"It's very difficult for consumers to read a policy and understand it," says J. Robert Hunter, director of insurance for the Consumer Federation of America and head of the National Flood Insurance Program in the 1970s. That means many consumers don't understand the details of their policies and can be unpleasantly surprised when disaster strikes.

A hard-to-decipher clause called "anti-concurrent causation," for example, refers to the fact that if an event that is not covered by the policy, such as flooding, occurs at the same time as another event, such as wind damage, which is covered, then the policy might not cover damage from either event. CFA also says many insurance companies have increased their deductibles by 2 to 5 percent, along with increasing rates. In fact, according to CFA's research, insurers in 11 states are currently requesting homeowners insurance rate increases of 18 percent or higher.

Michael Barry, spokesman for the Insurance Information Institute, a nonprofit funded by the insurance industry, says that the industry has paid out billions in claims in response to near record-breaking weather events over the past several years, including the 2011 Joplin, Mo., tornado. He adds that the anti-concurrent causation clause has been around for many years.

"Agents walk people through that," Barry says, adding that consumers can ask questions if they don't understand part of their policy.
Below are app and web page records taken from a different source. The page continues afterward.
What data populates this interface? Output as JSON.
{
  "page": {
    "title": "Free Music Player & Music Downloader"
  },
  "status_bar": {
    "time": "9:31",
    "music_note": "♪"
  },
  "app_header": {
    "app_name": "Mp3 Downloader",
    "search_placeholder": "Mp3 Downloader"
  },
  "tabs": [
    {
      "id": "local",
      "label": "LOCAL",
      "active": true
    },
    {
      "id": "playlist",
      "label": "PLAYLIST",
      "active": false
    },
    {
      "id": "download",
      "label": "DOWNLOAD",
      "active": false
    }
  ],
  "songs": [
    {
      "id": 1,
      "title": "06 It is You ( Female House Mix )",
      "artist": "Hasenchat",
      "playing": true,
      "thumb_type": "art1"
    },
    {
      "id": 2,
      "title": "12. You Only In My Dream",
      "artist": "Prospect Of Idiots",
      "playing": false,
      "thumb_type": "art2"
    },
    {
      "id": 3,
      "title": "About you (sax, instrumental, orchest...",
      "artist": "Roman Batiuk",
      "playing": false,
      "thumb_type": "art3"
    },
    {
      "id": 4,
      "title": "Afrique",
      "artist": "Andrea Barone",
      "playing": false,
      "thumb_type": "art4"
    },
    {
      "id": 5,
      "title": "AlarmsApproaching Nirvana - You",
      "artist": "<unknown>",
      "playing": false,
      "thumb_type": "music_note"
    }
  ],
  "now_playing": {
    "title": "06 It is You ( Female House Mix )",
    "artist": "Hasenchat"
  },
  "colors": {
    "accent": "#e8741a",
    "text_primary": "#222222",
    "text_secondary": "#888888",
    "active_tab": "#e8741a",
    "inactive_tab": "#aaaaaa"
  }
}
If consumers want earthquake coverage, for example, they probably need to take out an additional policy for that. Similarly, consumers who want flood insurance generally need to get it through the federal government's National Flood Insurance Program, which is run by FEMA.

Here are six more tips to consider when shopping for homeowners insurance:

Check out buyer's guides. Before buying homeowners insurance, Hunter suggests doing some reconnaissance work online. The National Association of Insurance Commissioners' website offers a database that includes information about complaints filed against insurers, and many states offer buyer's guides with additional information on their state websites.

Get at least three quotes. Barry suggests getting at least three different quotes before settling on one. "Sit down and compare each page side by side," he suggests, so you understand what is covered and what isn't. If you don't understand something, Barry suggests asking your agent or the insurance company itself to explain how it arrived at the quote.

Online comparisons and websites that offer quotes can be useful, but Hunter says they are often paid for referrals, which means insurers that don't pay commissions are left out, even though they might be the best company for you.